### DESCRIPTION OF THE TASK
Show all the lines in the data below that include the word "this".

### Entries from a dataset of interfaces
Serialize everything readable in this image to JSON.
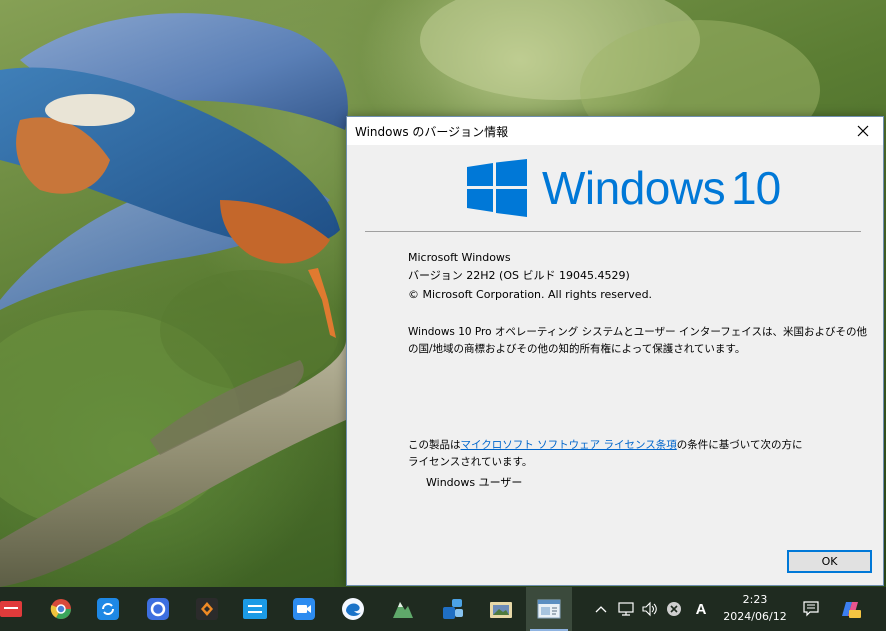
{
  "dialog": {
    "title": "Windows のバージョン情報",
    "logo_text": "Windows",
    "logo_version": "10",
    "product_name": "Microsoft Windows",
    "version_line": "バージョン 22H2 (OS ビルド 19045.4529)",
    "copyright": "© Microsoft Corporation. All rights reserved.",
    "description_line1": "Windows 10 Pro オペレーティング システムとユーザー インターフェイスは、米国およびその他",
    "description_line2": "の国/地域の商標およびその他の知的所有権によって保護されています。",
    "license_prefix": "この製品は",
    "license_link": "マイクロソフト ソフトウェア ライセンス条項",
    "license_suffix": "の条件に基づいて次の方に",
    "license_line2": "ライセンスされています。",
    "licensed_user": "Windows ユーザー",
    "ok_label": "OK"
  },
  "colors": {
    "windows_blue": "#0078d7",
    "link_blue": "#0066cc",
    "taskbar": "#1f2b20"
  },
  "taskbar": {
    "apps": [
      {
        "name": "red-app-icon"
      },
      {
        "name": "chrome-like-icon"
      },
      {
        "name": "sync-app-icon"
      },
      {
        "name": "ring-app-icon"
      },
      {
        "name": "diamond-app-icon"
      },
      {
        "name": "remote-app-icon"
      },
      {
        "name": "video-app-icon"
      },
      {
        "name": "edge-like-icon"
      },
      {
        "name": "maps-app-icon"
      },
      {
        "name": "people-app-icon"
      },
      {
        "name": "photo-app-icon"
      },
      {
        "name": "winver-app-icon"
      }
    ],
    "tray": {
      "ime_label": "A"
    },
    "clock": {
      "time": "2:23",
      "date": "2024/06/12"
    }
  }
}
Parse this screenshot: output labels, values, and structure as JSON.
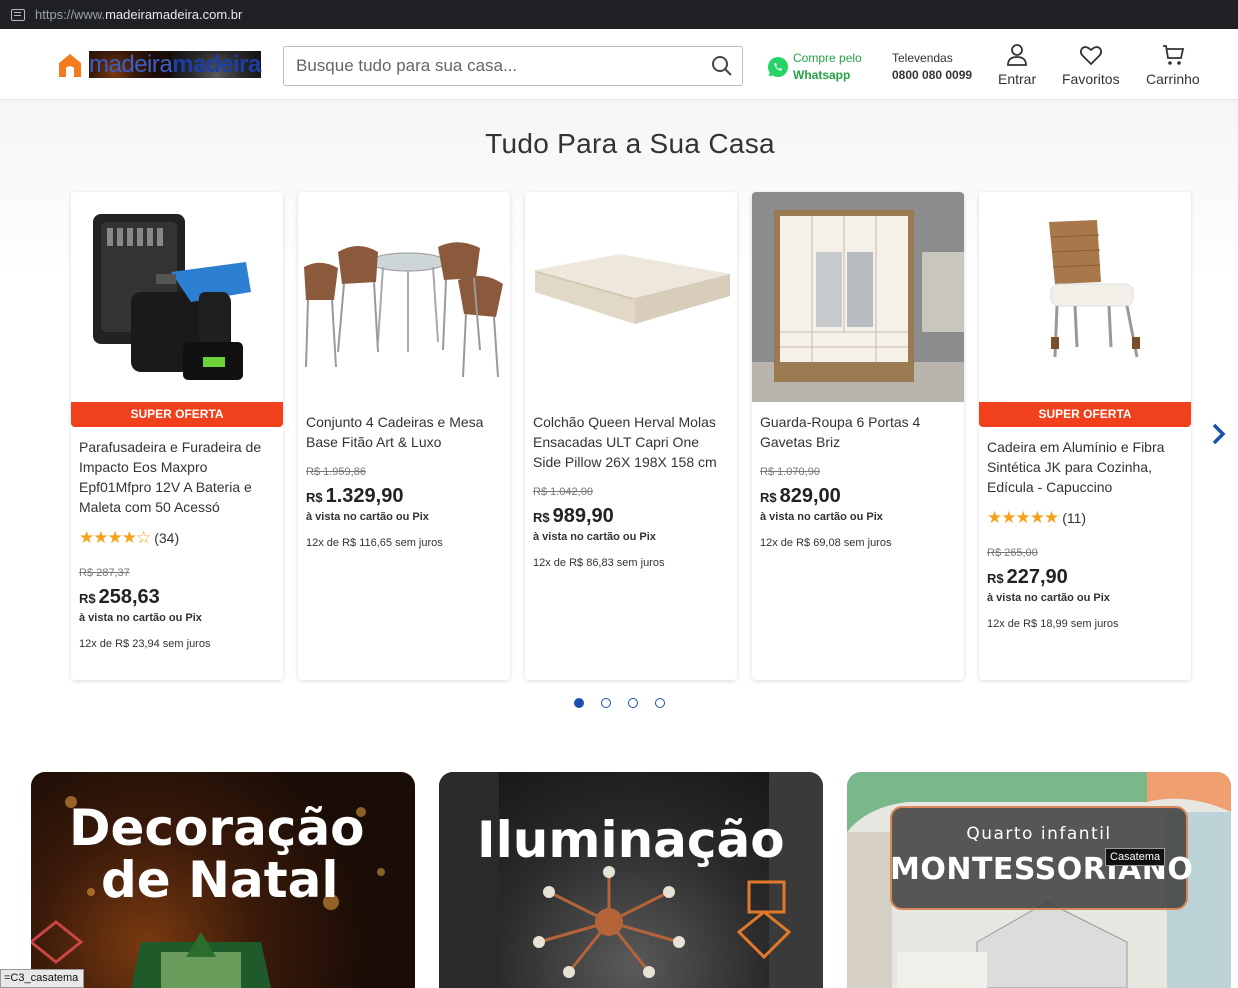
{
  "browser": {
    "url_prefix": "https://www.",
    "url_domain": "madeiramadeira.com.br"
  },
  "header": {
    "brand_part1": "madeira",
    "brand_part2": "madeira",
    "search_placeholder": "Busque tudo para sua casa...",
    "whatsapp_line1": "Compre pelo",
    "whatsapp_line2": "Whatsapp",
    "tele_label": "Televendas",
    "tele_number": "0800 080 0099",
    "login_label": "Entrar",
    "favorites_label": "Favoritos",
    "cart_label": "Carrinho"
  },
  "section": {
    "title": "Tudo Para a Sua Casa"
  },
  "products": [
    {
      "badge": "SUPER OFERTA",
      "name": "Parafusadeira e Furadeira de Impacto Eos Maxpro Epf01Mfpro 12V A Bateria e Maleta com 50 Acessó",
      "stars": "★★★★☆",
      "rating_count": "(34)",
      "old_price": "R$ 287,37",
      "currency": "R$",
      "price": "258,63",
      "pix": "à vista no cartão ou Pix",
      "installments": "12x de R$ 23,94 sem juros"
    },
    {
      "badge": "",
      "name": "Conjunto 4 Cadeiras e Mesa Base Fitão Art & Luxo",
      "old_price": "R$ 1.959,86",
      "currency": "R$",
      "price": "1.329,90",
      "pix": "à vista no cartão ou Pix",
      "installments": "12x de R$ 116,65 sem juros"
    },
    {
      "badge": "",
      "name": "Colchão Queen Herval Molas Ensacadas ULT Capri One Side Pillow 26X 198X 158 cm",
      "old_price": "R$ 1.042,00",
      "currency": "R$",
      "price": "989,90",
      "pix": "à vista no cartão ou Pix",
      "installments": "12x de R$ 86,83 sem juros"
    },
    {
      "badge": "",
      "name": "Guarda-Roupa 6 Portas 4 Gavetas Briz",
      "old_price": "R$ 1.070,90",
      "currency": "R$",
      "price": "829,00",
      "pix": "à vista no cartão ou Pix",
      "installments": "12x de R$ 69,08 sem juros"
    },
    {
      "badge": "SUPER OFERTA",
      "name": "Cadeira em Alumínio e Fibra Sintética JK para Cozinha, Edícula - Capuccino",
      "stars": "★★★★★",
      "rating_count": "(11)",
      "old_price": "R$ 265,00",
      "currency": "R$",
      "price": "227,90",
      "pix": "à vista no cartão ou Pix",
      "installments": "12x de R$ 18,99 sem juros"
    }
  ],
  "banners": {
    "natal_line1": "Decoração",
    "natal_line2": "de Natal",
    "iluminacao": "Iluminação",
    "quarto_line1": "Quarto infantil",
    "quarto_line2": "MONTESSORIANO"
  },
  "tooltip": "Casatema",
  "status": "=C3_casatema",
  "colors": {
    "brand_blue": "#1d3fa5",
    "offer_red": "#f0401c",
    "whatsapp_green": "#25a244",
    "star": "#f4a21c"
  }
}
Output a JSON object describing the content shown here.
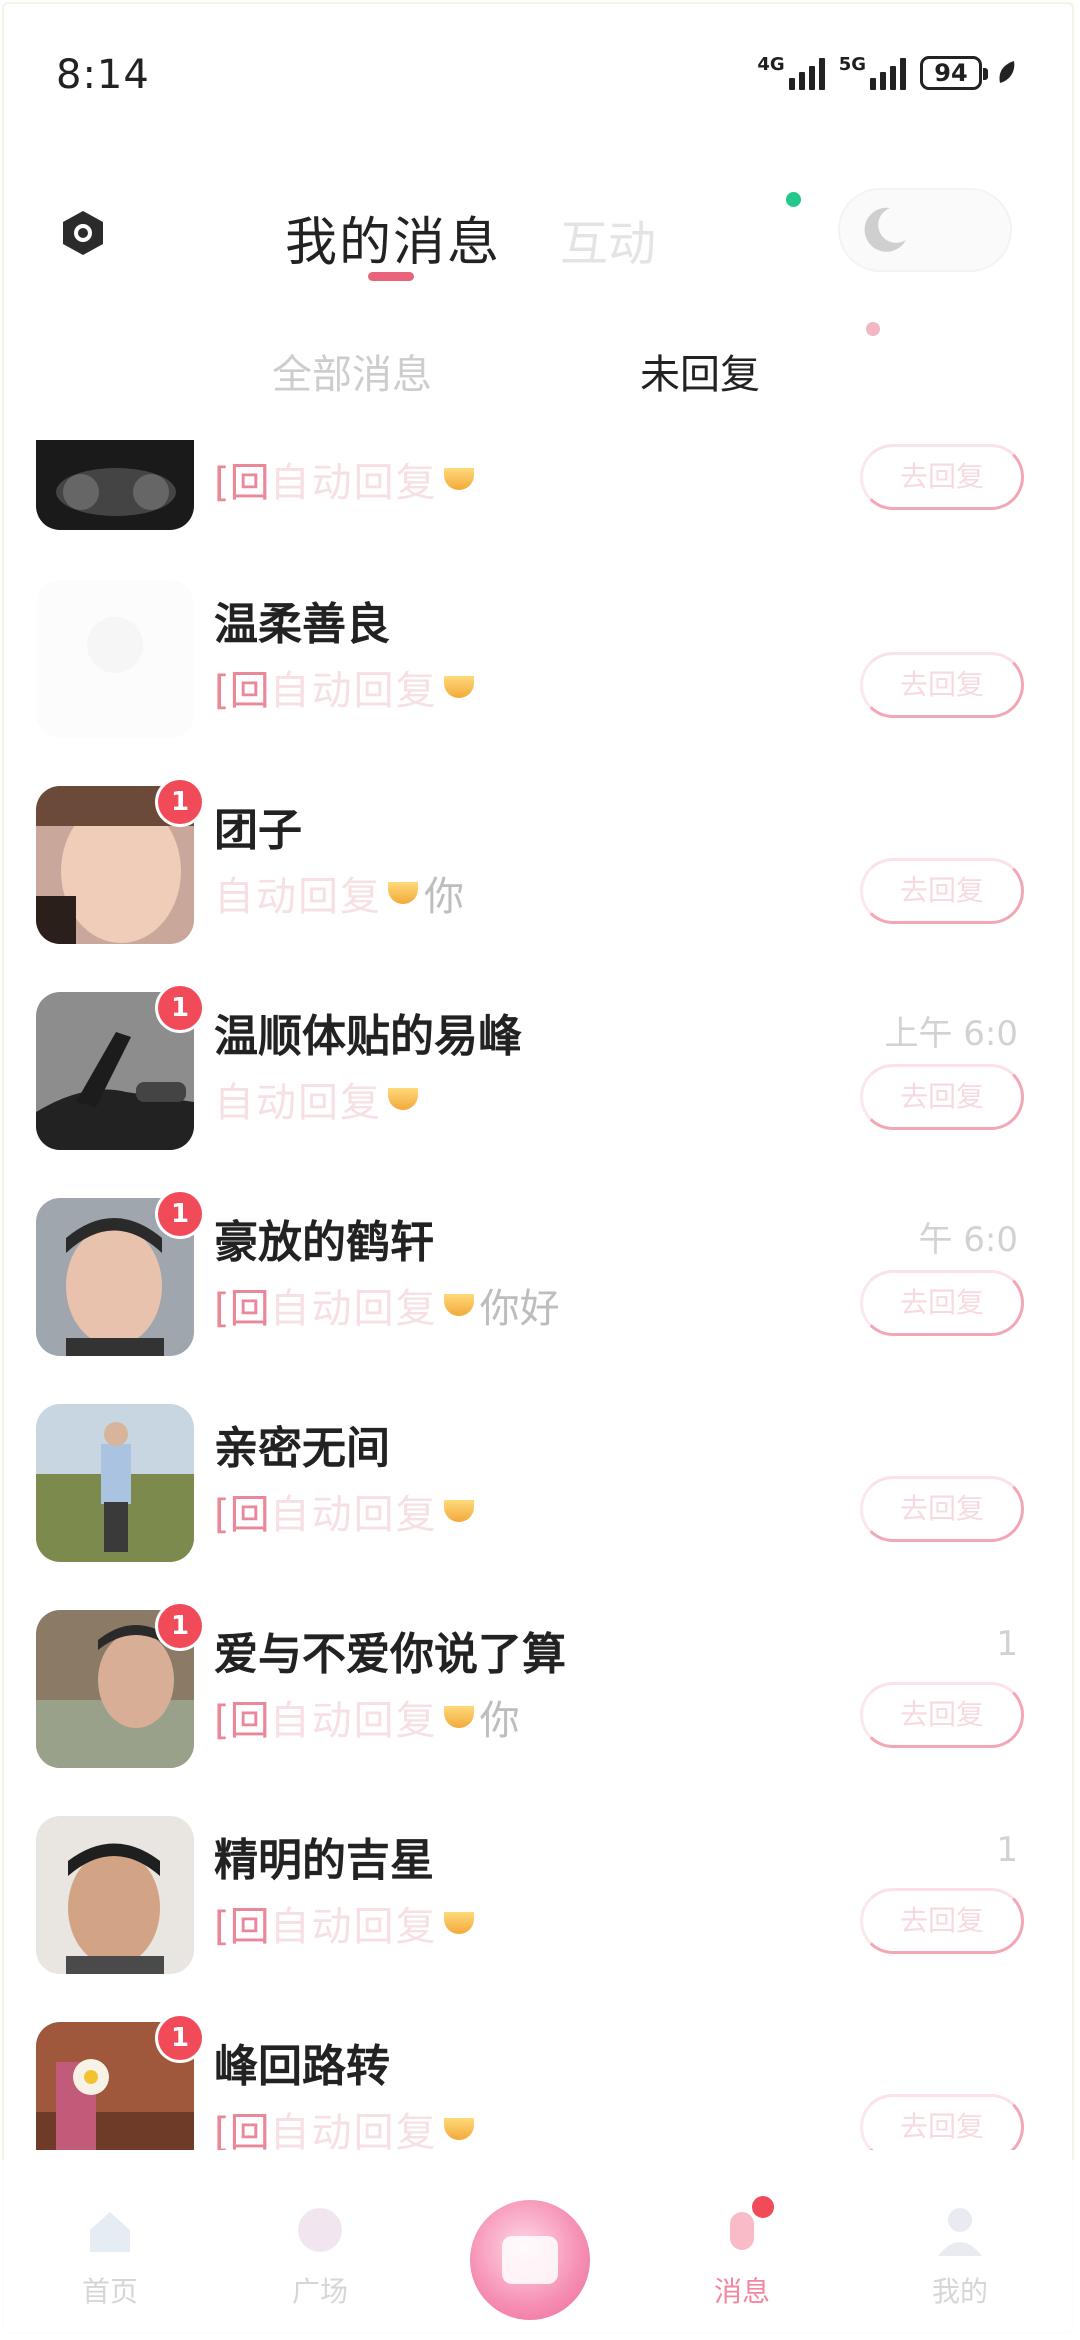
{
  "status_bar": {
    "time": "8:14",
    "network1": "4G",
    "network2": "5G",
    "battery": "94"
  },
  "header": {
    "active_tab": "我的消息",
    "inactive_tab": "互动",
    "accent_color": "#e9637a"
  },
  "sub_tabs": {
    "all": "全部消息",
    "unreplied": "未回复"
  },
  "messages": [
    {
      "name": "",
      "time": "",
      "prefix": "[回",
      "tail": "",
      "badge": ""
    },
    {
      "name": "温柔善良",
      "time": "",
      "prefix": "[回",
      "tail": "",
      "badge": ""
    },
    {
      "name": "团子",
      "time": "",
      "prefix": "",
      "tail": "你",
      "badge": "1"
    },
    {
      "name": "温顺体贴的易峰",
      "time": "上午 6:0",
      "prefix": "",
      "tail": "",
      "badge": "1"
    },
    {
      "name": "豪放的鹤轩",
      "time": "午 6:0",
      "prefix": "[回",
      "tail": "你好",
      "badge": "1"
    },
    {
      "name": "亲密无间",
      "time": "",
      "prefix": "[回",
      "tail": "",
      "badge": ""
    },
    {
      "name": "爱与不爱你说了算",
      "time": "1",
      "prefix": "[回",
      "tail": "你",
      "badge": "1"
    },
    {
      "name": "精明的吉星",
      "time": "1",
      "prefix": "[回",
      "tail": "",
      "badge": ""
    },
    {
      "name": "峰回路转",
      "time": "",
      "prefix": "[回",
      "tail": "",
      "badge": "1"
    }
  ],
  "bottom_nav": {
    "home": "首页",
    "plaza": "广场",
    "messages": "消息",
    "mine": "我的"
  }
}
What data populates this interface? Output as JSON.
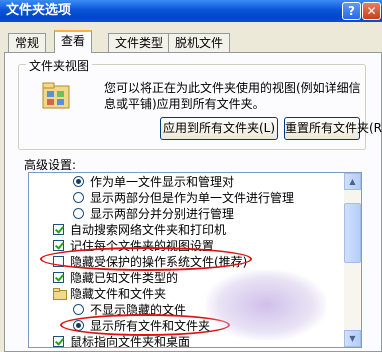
{
  "window": {
    "title": "文件夹选项",
    "help_label": "?",
    "close_label": "✕"
  },
  "tabs": [
    {
      "label": "常规",
      "active": false
    },
    {
      "label": "查看",
      "active": true
    },
    {
      "label": "文件类型",
      "active": false
    },
    {
      "label": "脱机文件",
      "active": false
    }
  ],
  "folder_views": {
    "legend": "文件夹视图",
    "description": "您可以将正在为此文件夹使用的视图(例如详细信息或平铺)应用到所有文件夹。",
    "apply_button": "应用到所有文件夹(L)",
    "reset_button": "重置所有文件夹(R)"
  },
  "advanced": {
    "label": "高级设置:",
    "items": [
      {
        "type": "radio",
        "checked": true,
        "indent": 2,
        "label": "作为单一文件显示和管理对"
      },
      {
        "type": "radio",
        "checked": false,
        "indent": 2,
        "label": "显示两部分但是作为单一文件进行管理"
      },
      {
        "type": "radio",
        "checked": false,
        "indent": 2,
        "label": "显示两部分并分别进行管理"
      },
      {
        "type": "check",
        "checked": true,
        "indent": 1,
        "label": "自动搜索网络文件夹和打印机"
      },
      {
        "type": "check",
        "checked": true,
        "indent": 1,
        "label": "记住每个文件夹的视图设置"
      },
      {
        "type": "check",
        "checked": false,
        "indent": 1,
        "label": "隐藏受保护的操作系统文件(推荐)"
      },
      {
        "type": "check",
        "checked": true,
        "indent": 1,
        "label": "隐藏已知文件类型的"
      },
      {
        "type": "folder",
        "checked": false,
        "indent": 1,
        "label": "隐藏文件和文件夹"
      },
      {
        "type": "radio",
        "checked": false,
        "indent": 2,
        "label": "不显示隐藏的文件"
      },
      {
        "type": "radio",
        "checked": true,
        "indent": 2,
        "label": "显示所有文件和文件夹"
      },
      {
        "type": "check",
        "checked": true,
        "indent": 1,
        "label": "鼠标指向文件夹和桌面"
      }
    ]
  }
}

### TASK ANSWER
Serialize everything readable in this image to JSON.
Parse this screenshot: output labels, values, and structure as JSON.
What data populates this interface? Output as JSON.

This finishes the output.